Given the records below, pull every line with the word "this" into the answer.

(Extracted data entries)
^^^^^^^^

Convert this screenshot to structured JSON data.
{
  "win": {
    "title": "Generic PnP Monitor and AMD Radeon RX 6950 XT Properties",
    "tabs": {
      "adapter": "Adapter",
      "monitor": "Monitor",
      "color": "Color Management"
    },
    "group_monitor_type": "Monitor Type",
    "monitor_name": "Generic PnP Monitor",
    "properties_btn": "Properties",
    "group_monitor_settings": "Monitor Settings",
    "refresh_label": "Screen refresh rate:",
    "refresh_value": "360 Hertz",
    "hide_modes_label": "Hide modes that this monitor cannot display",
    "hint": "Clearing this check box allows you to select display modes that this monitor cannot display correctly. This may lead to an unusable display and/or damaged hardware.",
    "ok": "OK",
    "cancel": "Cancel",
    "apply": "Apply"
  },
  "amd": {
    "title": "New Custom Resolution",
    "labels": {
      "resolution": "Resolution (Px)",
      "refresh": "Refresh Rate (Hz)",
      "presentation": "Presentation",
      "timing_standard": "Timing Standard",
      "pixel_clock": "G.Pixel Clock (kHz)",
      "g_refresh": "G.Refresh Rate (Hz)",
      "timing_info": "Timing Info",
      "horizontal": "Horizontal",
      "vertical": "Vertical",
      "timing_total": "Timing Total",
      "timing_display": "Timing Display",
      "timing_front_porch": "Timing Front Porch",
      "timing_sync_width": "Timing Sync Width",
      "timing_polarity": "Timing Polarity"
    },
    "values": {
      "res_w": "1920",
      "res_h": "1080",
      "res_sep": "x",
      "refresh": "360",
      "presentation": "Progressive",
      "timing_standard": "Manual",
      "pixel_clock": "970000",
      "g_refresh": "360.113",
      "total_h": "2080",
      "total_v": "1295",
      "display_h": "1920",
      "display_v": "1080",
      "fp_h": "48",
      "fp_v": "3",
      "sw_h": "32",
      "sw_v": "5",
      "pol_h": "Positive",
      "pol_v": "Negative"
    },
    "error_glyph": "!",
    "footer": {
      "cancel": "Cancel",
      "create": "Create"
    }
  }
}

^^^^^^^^

* [THE ANSWER]
Convert this screenshot to structured JSON data.
    "hide_modes_label": "Hide modes that this monitor cannot display",
    "hint": "Clearing this check box allows you to select display modes that this monitor cannot display correctly. This may lead to an unusable display and/or damaged hardware.",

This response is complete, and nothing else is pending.